Partners Group adds sixth wind farm to Australian renewables portfolio

The firm has acquired the second stage of the Murra Warra wind farm project from RES and Macquarie Capital's GIG after buying the first stage of the project in 2018.

Partners Group has acquired a 100 percent stake in the Murra Warra II Wind Farm in the Australian state of Victoria for A$180 million ($128 million; €109 million).

The Swiss-headquartered firm has purchased the second stage of the wind farm from a consortium comprising Renewable Energy Systems and Macquarie Capital’s Green Investment Group. It had already acquired the first stage of the project from the same consortium in 2018.

The asset is set to commence construction this month and is expected to be complete by mid-2022. It will comprise 38 turbines with a total nameplate capacity of 208MW, generating enough energy to power 150,000 households.

The project has entered into a long-term power purchase agreement with Snowy Hydro, the Australian government-owned hydroelectricity generator and retailer, for 100 percent of its output. The length of the PPA has not been disclosed.

Murra Warra II is the sixth Australian wind farm asset that Partners Group has purchased. It first entered the sector with an investment in the development of the 240MW Ararat Wind Farm in 2015, which it co-owns with Canadian pension OPTrust.

Partners Group also launched the Grassroots Renewable Energy Platform in May 2018 in partnership with local developer CWP Renewables. It was seeded with the 270MW Sapphire Wind Farm, and the firm subsequently invested in the 244MW Bango Wind Farm and the 137MW Crudine Ridge Wind Farm through the platform.

The firm has committed to invest $700 million in that platform to construct more than 1.3GW of renewable energy generation capacity over the next four years.

The investments in Ararat and both stages of the Murra Warra project were made outside the Grassroots platform.

A Partners Group spokeswoman declined to comment on the sources of equity funding for the latest Murra Warra II deal and why the investment had been made outside the Grassroots platform, other than to say: “As with all our investments, funding for the transaction was pulled from a number of different funds and mandates.”

In a statement on the sale, Macquarie Capital said that debt financing for the project was arranged from a banking consortium including ICBC, ING, Mizuho, MUFG, SMBC and Société Générale in accordance with the Asia Pacific Loan Market Association’s Green Loan Principles. It added that it believes this is the first time a project finance green loan has been used to fund the construction of a wind farm in Australia.
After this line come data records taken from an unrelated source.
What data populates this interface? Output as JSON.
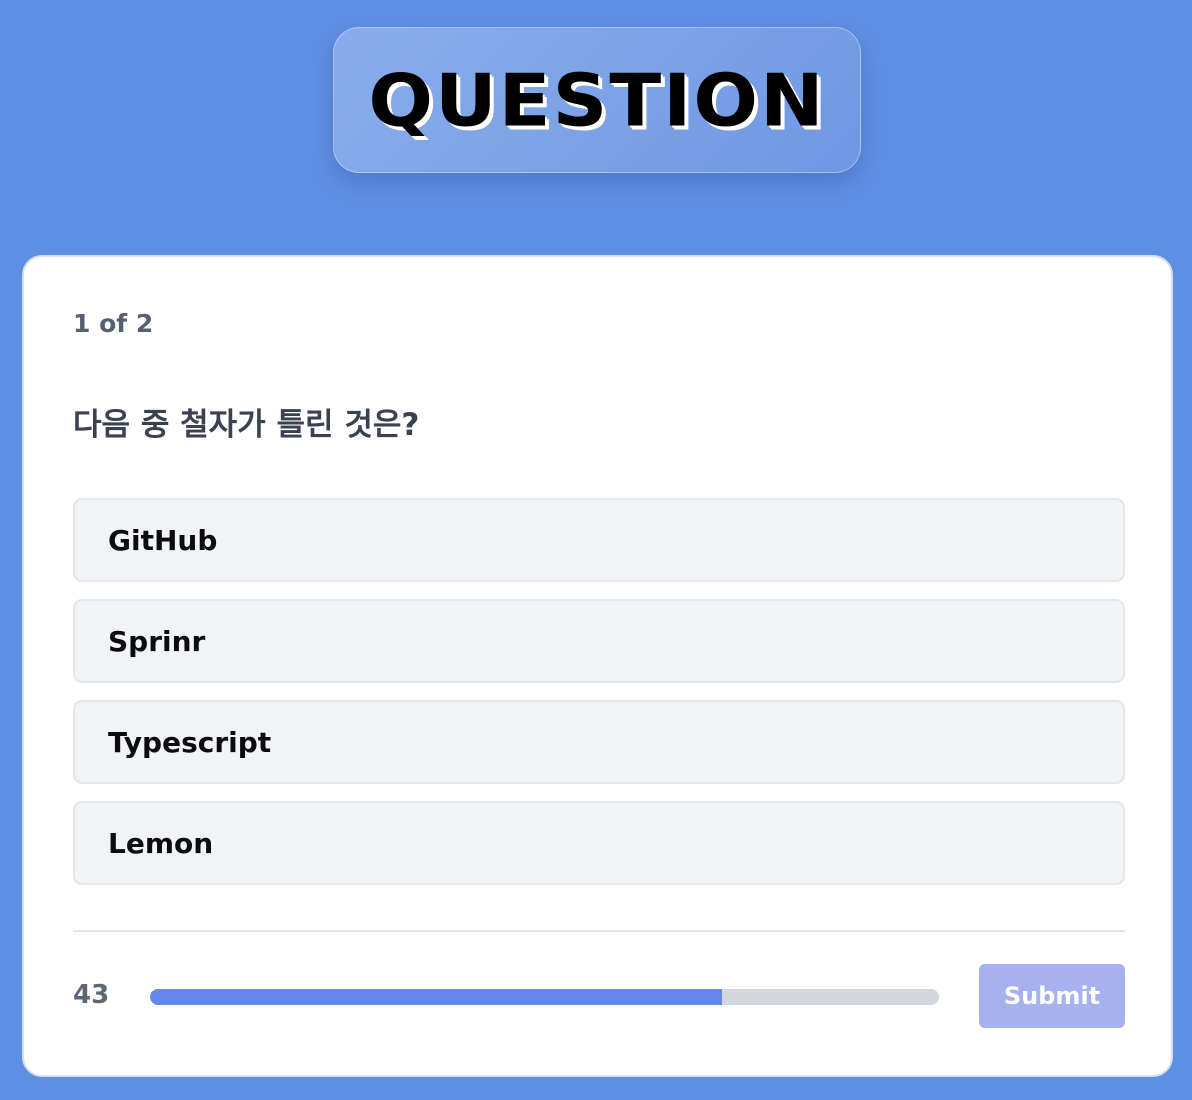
{
  "header": {
    "title": "QUESTION"
  },
  "quiz": {
    "counter": "1 of 2",
    "question": "다음 중 철자가 틀린 것은?",
    "options": [
      {
        "label": "GitHub"
      },
      {
        "label": "Sprinr"
      },
      {
        "label": "Typescript"
      },
      {
        "label": "Lemon"
      }
    ]
  },
  "footer": {
    "timer": "43",
    "progress_fraction": 0.725,
    "submit_label": "Submit"
  },
  "colors": {
    "background": "#5f8fe2",
    "progress_fill": "#6387ea",
    "progress_track": "#d3d6db",
    "submit_disabled": "#a6b1ee"
  }
}
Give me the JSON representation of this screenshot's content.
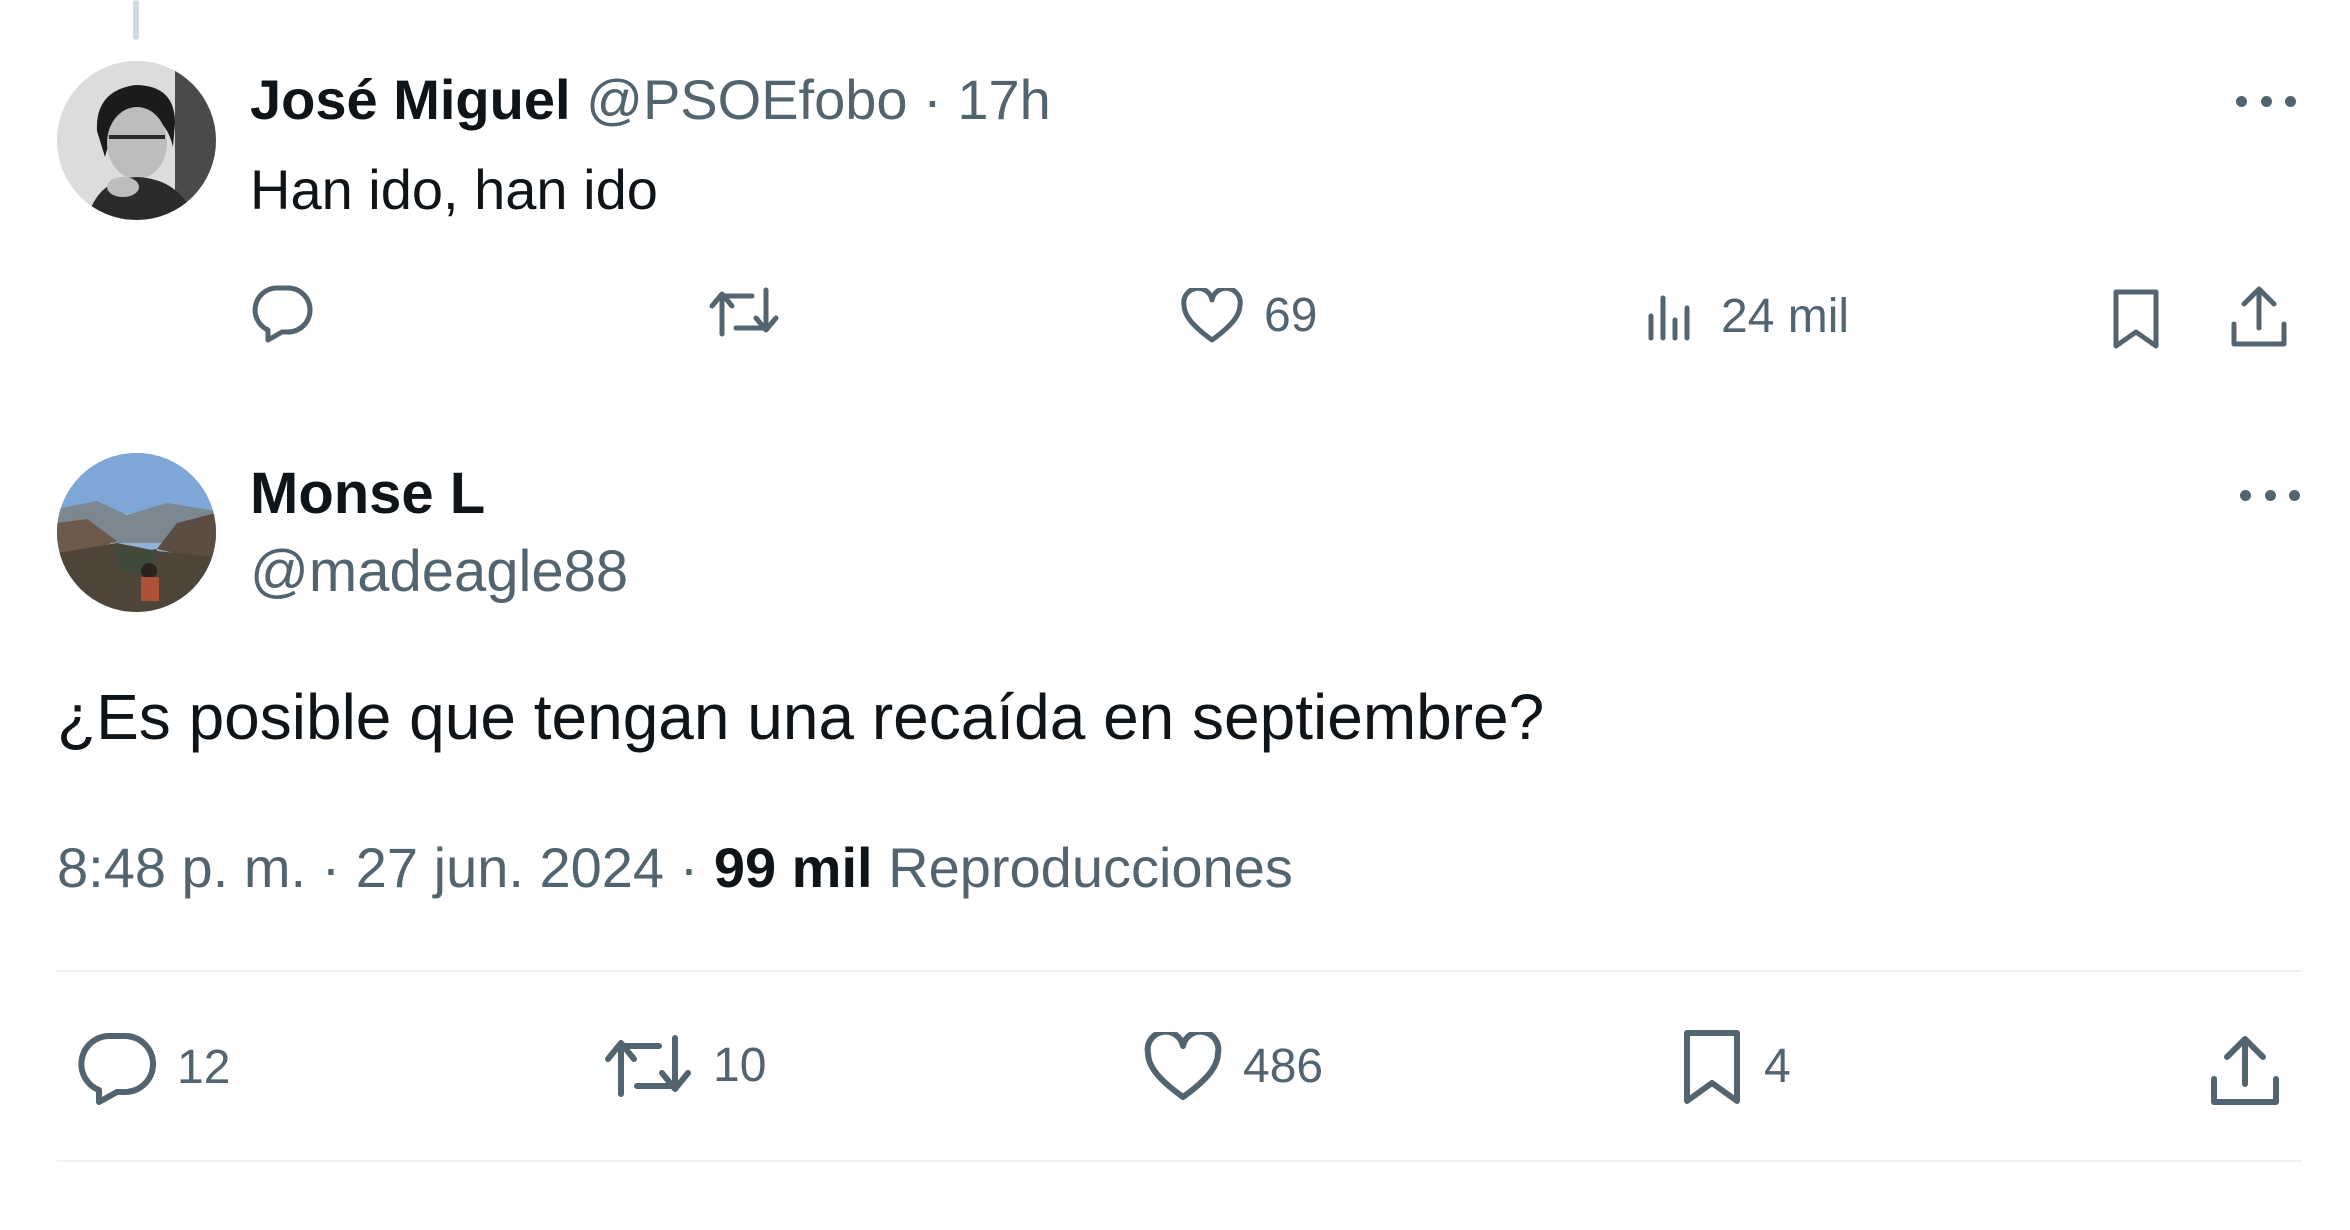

Renewable Energy Services will continue to provide construction and operational asset management services under a long-term agreement, Macquarie Capital said.